Top of Records
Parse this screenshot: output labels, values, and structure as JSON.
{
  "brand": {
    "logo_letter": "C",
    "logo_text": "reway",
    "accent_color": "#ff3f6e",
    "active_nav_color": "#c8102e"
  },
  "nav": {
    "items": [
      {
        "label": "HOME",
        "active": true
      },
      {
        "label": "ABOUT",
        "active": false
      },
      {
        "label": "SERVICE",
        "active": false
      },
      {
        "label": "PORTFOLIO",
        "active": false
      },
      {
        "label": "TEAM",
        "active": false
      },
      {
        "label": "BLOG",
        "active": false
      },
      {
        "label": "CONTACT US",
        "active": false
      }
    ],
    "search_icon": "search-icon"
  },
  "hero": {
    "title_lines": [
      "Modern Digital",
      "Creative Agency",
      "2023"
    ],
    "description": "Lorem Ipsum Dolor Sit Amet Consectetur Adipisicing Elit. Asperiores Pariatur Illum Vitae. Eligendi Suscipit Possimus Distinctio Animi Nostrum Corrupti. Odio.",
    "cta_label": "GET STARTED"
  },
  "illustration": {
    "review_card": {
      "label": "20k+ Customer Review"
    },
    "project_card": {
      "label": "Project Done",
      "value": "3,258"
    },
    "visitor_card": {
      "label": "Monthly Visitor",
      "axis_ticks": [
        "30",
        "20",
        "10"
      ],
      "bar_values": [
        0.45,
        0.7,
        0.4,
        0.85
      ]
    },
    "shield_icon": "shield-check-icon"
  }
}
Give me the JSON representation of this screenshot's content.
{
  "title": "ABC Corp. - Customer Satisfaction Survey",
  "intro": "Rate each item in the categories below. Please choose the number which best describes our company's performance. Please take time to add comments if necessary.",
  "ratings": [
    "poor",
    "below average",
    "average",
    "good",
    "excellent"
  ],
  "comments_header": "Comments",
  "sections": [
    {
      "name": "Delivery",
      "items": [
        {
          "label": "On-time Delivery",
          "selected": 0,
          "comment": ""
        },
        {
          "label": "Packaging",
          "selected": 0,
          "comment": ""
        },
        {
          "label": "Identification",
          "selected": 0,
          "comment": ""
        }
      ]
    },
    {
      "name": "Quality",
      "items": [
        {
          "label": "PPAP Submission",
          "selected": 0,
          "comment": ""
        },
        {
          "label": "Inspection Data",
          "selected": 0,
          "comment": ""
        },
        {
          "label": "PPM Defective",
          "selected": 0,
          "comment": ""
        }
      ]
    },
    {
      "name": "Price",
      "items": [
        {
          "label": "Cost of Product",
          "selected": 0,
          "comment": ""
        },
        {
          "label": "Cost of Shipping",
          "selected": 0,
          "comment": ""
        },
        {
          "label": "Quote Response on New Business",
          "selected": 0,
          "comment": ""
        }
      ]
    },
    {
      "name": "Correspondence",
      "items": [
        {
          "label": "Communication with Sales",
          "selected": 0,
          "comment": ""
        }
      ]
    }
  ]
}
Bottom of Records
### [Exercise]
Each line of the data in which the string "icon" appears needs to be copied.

### [Task answer]
    "search_icon": "search-icon"
    "shield_icon": "shield-check-icon"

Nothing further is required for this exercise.